Schwab’s 65-page ruling, which he said is precedent-setting, puts the imposition of the mandate on hold until he holds another hearing and decides whether to make the injunctions permanent.
As part of his ruling, however, Schwab found that the dioceses’ likelihood of succeeding on the merits of the case is high, and his decision keeps the status quo until he reaches another decision.
“The court concludes that it is in the public interest to have the issues presented herein considered in a thoughtful and orderly manner,” Schwab wrote.
The crux of Schwab’s ruling focused on a defining element of the government’s accommodation — the differing levels of applicability for the mandate.
Dioceses, houses of worship, religious orders and similar organizations are exempt from the mandate. But it applies to religious colleges and universities, high schools, social-service organizations and other groups, where all the employees are less apt to share their organizations’ religious beliefs, according to the Obama administration.
The accommodation allows a diocese to sign statements of objection, which would allow employees to get coverage for contraceptive services from a third-party provider, at no cost to the religious organization or a related entity, such as the Catholic Diocese of Erie, which is self-insured.
The dioceses argued that all religious organizations that fall under the umbrella of the dioceses should be exempt, whether they are houses of worship or social-service organizations.

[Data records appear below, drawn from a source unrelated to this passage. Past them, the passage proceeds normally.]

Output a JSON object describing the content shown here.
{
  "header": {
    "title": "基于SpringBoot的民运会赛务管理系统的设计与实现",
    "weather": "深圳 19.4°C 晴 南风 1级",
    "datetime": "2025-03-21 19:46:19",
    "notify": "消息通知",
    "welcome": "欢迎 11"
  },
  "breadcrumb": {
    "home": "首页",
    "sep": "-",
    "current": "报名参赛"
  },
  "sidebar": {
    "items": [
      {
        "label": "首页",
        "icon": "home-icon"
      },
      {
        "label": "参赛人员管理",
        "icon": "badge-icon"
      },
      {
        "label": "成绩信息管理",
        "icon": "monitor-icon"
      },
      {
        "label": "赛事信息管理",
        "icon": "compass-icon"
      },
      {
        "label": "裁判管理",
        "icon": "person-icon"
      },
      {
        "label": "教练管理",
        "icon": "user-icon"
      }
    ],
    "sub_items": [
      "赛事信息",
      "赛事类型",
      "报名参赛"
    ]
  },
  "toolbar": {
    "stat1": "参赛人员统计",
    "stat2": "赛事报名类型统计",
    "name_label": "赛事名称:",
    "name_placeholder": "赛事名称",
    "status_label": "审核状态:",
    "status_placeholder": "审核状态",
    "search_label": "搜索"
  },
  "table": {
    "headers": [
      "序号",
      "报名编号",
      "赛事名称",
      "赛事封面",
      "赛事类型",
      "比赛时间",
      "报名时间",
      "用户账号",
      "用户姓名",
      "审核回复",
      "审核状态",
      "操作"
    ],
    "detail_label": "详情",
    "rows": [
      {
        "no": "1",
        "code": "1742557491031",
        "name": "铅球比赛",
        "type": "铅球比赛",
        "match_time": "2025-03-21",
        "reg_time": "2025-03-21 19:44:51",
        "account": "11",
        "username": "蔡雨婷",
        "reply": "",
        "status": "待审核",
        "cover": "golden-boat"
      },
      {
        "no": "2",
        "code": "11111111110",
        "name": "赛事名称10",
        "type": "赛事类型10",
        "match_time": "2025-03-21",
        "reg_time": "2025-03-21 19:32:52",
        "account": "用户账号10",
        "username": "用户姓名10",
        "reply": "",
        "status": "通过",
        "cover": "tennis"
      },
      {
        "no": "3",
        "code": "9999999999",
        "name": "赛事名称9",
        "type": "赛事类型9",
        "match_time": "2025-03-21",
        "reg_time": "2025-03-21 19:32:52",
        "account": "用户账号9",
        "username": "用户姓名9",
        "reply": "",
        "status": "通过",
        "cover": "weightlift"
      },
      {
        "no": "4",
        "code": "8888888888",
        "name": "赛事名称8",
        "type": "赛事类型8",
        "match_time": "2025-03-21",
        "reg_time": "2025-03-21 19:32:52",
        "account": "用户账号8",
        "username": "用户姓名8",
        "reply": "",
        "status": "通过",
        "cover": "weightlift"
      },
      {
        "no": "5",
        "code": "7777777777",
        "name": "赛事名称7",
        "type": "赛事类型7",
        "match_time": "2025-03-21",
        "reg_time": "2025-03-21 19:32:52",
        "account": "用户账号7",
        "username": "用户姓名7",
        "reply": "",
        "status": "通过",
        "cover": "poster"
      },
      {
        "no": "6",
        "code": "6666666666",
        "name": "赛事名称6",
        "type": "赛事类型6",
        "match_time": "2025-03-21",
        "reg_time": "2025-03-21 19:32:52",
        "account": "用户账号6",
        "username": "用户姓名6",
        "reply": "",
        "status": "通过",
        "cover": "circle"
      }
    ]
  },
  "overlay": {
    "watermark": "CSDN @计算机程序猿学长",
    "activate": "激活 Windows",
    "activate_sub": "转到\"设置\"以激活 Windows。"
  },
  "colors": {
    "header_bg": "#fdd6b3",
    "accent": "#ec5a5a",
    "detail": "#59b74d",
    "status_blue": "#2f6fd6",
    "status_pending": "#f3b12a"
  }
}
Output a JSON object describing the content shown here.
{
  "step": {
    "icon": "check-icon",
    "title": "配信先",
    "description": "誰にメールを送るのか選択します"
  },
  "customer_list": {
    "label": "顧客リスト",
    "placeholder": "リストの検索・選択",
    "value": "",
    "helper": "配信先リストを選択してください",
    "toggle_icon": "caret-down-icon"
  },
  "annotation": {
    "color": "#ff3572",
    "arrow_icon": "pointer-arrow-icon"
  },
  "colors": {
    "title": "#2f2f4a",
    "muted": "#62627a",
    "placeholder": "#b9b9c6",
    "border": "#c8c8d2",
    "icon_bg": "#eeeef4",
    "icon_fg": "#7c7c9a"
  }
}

Schwab used pointed language in sharing the dioceses’ concerns over the division.
“Why should religious employers who provide the charitable and educational services of the Catholic Church be required to facilitate/initiate the provision of contraceptive products, services and counseling … when religious employers who operate the houses of worship do not?” Schwab wrote. “To this question, the government does not provide a direct answer.”
He referred to the government’s division of houses of worship and religious organizations as “enigmatic.”
There’s a lot to be read in the opinion, but focus on what Judge Schwab writes on pages 64 and 65 of the Court’s opinion,
Lastly, granting the preliminary injunction furthers the public interest. As noted above,the Court concludes that it is in the public interest to have the issues presented herein, considered in a thoughtful and orderly manner. These issues include whether the Government will be permitted to sever the Catholic Church into two parts (i.e., worship and faith, and “good works”) –in other words, whether the Government will be successful in restricting the Right to the Free Exercise of Religion as set forth in the First Amendment to a Right to Worship only. This reflective consideration as to nonprofit, religious affiliated/related entities, including Plaintiffs, is all the more in the public interest, because the Free Exercise of Religion is a fundamental right.
The public interest also is best served if Plaintiffs (non-profit, affiliated/related organizations) can continue to provide needed educational and social services, without the threat of substantial fines for non-compliance with the contraceptive mandate as imposed upon them via the “accommodation.” As previously noted, such fines would impede the provision of those services to thousands of individuals who have no other means of obtaining necessary food, shelter, and other basic assistance…A preliminary injunction, preserving the status quo, prevents any reduction in those services and thus is in the best interests of the public.
Read it all here. Sing me a song, John,